### MATERIAL SHOWN

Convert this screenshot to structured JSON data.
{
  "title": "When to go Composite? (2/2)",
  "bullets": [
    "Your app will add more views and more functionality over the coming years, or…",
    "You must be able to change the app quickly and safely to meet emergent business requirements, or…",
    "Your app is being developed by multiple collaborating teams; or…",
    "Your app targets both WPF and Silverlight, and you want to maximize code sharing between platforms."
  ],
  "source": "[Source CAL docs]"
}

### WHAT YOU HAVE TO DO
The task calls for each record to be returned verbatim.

### EXERCISE RESULT
Convert this screenshot to structured JSON data.
{
  "title": "When to go Composite? (2/2)",
  "bullets": [
    "Your app will add more views and more functionality over the coming years, or…",
    "You must be able to change the app quickly and safely to meet emergent business requirements, or…",
    "Your app is being developed by multiple collaborating teams; or…",
    "Your app targets both WPF and Silverlight, and you want to maximize code sharing between platforms."
  ],
  "source": "[Source CAL docs]"
}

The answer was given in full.